promise – see above
containers – All standard STL container classes provide mv-semantics. Here, the entire container instance is the payload! Inserting a float into a container won’t need mv-semantics.
 including std::string
expensive — allocation and copying assumed expensive. If not expensive, then the move is not worthwhile.
cripple — the source object of the move is crippled and should not be used afterwards. Its resource is already stolen, so the pointer field should be set to NULL.
http://www.boost.org/doc/libs/1_59_0/doc/html/move/implementing_movable_classes.html says “Many aspects of move semantics can be emulated for compilers not supporting rvalue references and Boost.Move offers tools for that purpose.” I think this sheds light…
I think the use case for mv-constructs is tricky. In many simple contexts mv-constructs actually don’t work.
Justification for introducing mv-semantic is clearest in one scenario — a short-lived but complex stack object is passed by value into a function. The argument object is a temp copy — unnecessary.
Note the data type should be a complex type like containers (including string), not an int. In fact, as explained in the post on “keywords”, there’s usually a pointer field and allocation.
Other use cases are slightly more complex, and the justification is weaker.
Q: [[c++standard library]] P21 says ANY nontrivial class should provide a mv ctor AND a mv-assignment. Why? (We assume there’s pointer field and allocation involved if no mv-semantics.)
%%A: To avoid making temp copies when inserting into container. I think vector relocation also benefits from mv-ctor
[[c++forTheImpatient]] P640 shows that sorting a vector of strings can benefit from mv-semantic. Swapping 2 elements in the vector requires a pointer swap rather than a copying strings
[[the c++Standard library]] P23 explains the rules about returning rval ref. It’s obscure and hard to remember. My rule of thumb is to avoid returning RVR. I don’t see any good use case.
In cpp, java and c#, The worst part of lambda is the integration with (parametrized) templates.
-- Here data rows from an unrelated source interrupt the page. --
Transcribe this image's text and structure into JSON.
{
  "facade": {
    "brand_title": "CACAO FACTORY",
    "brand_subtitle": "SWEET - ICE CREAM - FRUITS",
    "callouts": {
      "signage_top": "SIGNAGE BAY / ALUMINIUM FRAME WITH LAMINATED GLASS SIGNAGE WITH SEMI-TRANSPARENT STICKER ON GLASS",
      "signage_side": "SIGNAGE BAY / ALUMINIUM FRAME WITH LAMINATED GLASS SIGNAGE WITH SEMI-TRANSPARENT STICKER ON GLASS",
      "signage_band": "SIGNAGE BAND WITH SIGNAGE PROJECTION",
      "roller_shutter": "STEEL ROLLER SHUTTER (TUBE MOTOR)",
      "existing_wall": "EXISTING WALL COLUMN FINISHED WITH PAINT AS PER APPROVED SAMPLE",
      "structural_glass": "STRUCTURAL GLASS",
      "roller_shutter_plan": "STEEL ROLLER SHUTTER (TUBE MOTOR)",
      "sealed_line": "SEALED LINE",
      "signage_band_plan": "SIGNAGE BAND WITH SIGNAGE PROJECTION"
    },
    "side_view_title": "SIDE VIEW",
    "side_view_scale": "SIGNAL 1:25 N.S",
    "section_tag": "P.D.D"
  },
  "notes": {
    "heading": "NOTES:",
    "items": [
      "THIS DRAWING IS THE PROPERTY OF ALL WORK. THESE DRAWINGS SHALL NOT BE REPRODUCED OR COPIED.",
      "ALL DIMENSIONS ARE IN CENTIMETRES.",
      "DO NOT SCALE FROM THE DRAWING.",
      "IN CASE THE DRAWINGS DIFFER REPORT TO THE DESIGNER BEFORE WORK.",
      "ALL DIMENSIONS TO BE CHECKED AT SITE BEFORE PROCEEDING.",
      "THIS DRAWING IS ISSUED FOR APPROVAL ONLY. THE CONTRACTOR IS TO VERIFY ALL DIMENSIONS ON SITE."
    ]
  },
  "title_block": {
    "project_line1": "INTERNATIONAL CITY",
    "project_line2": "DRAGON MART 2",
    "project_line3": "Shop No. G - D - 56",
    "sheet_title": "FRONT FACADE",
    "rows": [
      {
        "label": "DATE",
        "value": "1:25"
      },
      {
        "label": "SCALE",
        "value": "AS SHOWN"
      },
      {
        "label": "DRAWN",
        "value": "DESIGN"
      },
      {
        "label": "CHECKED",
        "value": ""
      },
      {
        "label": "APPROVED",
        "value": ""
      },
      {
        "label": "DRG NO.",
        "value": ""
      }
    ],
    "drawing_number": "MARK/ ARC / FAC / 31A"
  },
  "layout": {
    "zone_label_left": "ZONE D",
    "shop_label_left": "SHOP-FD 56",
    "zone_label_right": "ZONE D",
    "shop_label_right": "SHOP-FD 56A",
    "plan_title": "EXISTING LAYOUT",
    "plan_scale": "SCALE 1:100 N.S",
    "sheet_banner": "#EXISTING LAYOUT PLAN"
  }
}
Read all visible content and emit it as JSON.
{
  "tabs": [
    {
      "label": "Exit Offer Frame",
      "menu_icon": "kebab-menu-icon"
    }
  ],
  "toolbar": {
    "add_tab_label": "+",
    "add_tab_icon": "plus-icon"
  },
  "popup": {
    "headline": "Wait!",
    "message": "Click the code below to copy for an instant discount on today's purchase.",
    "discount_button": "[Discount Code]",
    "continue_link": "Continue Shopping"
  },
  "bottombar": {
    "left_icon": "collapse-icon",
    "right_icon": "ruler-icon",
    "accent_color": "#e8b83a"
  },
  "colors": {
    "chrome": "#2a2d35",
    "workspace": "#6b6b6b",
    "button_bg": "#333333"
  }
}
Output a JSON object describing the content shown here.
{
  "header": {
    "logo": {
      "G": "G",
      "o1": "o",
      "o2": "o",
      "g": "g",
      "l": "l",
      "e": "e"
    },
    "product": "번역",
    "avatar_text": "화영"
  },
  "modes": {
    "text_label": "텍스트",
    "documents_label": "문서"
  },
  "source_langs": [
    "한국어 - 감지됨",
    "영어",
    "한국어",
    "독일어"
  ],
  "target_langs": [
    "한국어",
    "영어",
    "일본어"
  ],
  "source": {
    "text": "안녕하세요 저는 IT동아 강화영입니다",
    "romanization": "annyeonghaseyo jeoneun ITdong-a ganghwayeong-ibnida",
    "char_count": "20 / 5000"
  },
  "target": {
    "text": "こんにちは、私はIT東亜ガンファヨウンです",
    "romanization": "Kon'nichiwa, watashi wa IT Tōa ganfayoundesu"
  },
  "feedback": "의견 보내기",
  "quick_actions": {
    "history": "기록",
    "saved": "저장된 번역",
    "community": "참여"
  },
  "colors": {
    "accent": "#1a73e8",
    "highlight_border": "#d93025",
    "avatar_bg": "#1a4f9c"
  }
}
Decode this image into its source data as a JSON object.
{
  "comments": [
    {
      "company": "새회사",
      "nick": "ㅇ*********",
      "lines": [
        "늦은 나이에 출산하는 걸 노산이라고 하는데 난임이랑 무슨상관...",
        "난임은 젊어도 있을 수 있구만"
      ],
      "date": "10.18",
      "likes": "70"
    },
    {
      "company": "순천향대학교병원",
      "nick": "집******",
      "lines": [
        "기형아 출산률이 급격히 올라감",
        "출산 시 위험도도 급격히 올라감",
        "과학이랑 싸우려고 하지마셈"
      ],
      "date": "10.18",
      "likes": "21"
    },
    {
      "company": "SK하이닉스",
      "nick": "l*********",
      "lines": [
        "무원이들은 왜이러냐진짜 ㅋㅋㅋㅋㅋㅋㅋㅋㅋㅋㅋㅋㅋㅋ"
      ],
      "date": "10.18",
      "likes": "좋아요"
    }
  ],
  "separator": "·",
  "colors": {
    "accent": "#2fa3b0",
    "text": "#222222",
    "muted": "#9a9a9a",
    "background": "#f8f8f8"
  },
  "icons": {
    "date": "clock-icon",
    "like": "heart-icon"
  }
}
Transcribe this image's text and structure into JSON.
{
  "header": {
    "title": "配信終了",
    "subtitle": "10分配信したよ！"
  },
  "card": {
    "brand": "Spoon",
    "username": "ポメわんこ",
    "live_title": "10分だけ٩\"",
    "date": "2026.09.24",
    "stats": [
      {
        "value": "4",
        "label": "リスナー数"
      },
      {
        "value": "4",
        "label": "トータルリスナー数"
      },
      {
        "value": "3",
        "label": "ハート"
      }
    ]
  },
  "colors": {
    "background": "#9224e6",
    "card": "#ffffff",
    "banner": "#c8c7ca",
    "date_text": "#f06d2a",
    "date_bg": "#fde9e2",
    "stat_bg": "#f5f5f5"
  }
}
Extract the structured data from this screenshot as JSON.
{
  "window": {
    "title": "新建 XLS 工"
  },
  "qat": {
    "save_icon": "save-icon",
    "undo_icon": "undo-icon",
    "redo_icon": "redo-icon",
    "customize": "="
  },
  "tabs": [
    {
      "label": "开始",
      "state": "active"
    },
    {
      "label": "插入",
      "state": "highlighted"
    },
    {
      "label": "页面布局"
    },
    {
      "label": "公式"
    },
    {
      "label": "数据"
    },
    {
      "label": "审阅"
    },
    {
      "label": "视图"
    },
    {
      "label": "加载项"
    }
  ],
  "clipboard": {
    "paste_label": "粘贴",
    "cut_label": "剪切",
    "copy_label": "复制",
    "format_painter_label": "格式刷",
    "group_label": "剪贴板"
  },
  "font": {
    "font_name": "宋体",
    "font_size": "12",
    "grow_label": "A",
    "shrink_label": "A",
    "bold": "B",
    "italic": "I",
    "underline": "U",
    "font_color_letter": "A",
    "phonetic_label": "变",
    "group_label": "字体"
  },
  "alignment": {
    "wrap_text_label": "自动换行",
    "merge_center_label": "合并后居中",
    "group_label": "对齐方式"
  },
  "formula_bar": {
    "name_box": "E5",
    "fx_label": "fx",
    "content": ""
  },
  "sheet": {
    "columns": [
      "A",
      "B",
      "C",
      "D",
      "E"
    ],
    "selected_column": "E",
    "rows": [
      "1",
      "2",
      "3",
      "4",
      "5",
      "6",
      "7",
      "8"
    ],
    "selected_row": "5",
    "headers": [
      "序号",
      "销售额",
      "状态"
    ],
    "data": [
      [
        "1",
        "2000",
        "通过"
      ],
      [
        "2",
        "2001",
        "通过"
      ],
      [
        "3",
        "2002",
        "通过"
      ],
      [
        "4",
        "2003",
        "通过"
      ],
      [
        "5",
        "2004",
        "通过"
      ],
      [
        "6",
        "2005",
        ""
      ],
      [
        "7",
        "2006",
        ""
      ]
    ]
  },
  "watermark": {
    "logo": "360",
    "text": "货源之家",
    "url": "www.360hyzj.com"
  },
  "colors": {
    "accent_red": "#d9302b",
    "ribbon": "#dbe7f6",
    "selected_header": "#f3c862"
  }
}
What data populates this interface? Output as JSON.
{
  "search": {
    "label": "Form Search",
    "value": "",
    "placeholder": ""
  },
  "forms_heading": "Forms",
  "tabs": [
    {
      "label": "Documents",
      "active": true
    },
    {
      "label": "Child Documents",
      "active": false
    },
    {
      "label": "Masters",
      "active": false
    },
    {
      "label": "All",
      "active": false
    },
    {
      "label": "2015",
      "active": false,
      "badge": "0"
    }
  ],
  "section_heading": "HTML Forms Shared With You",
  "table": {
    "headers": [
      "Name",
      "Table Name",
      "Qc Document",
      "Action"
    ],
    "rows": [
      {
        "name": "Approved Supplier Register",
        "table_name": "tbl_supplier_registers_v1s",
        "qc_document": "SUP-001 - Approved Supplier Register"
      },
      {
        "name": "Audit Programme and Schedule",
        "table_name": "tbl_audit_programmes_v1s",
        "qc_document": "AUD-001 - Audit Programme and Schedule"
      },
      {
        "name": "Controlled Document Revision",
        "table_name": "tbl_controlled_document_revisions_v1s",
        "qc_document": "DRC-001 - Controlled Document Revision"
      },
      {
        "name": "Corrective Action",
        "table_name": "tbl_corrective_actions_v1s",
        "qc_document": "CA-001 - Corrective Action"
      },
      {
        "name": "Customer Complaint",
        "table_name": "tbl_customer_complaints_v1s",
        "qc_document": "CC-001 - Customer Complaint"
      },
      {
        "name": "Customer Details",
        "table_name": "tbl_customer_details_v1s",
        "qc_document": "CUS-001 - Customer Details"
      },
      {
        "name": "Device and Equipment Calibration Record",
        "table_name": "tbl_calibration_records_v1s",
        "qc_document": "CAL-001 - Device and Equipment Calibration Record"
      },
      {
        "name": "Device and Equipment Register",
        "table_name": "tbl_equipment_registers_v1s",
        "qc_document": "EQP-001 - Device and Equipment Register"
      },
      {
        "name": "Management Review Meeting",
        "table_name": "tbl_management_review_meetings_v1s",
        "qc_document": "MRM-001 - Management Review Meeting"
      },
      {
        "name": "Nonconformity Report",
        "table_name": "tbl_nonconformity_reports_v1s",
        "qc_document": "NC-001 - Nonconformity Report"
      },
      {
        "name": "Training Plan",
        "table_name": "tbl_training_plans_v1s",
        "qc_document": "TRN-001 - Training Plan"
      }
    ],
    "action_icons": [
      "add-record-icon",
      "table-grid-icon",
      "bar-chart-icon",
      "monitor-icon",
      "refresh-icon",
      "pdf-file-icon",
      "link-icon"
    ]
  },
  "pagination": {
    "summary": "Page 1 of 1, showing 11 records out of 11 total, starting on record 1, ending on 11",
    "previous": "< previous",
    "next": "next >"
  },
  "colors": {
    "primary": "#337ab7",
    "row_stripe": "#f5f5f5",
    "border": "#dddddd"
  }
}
In each case, We need to understand the base technology and how that integrates with templates, otherwise you will be lost. The base technologies are (see post on “lambda – replicable”)
– anon nested class
Syntax is bad but not the worst. Don’t get bogged down there.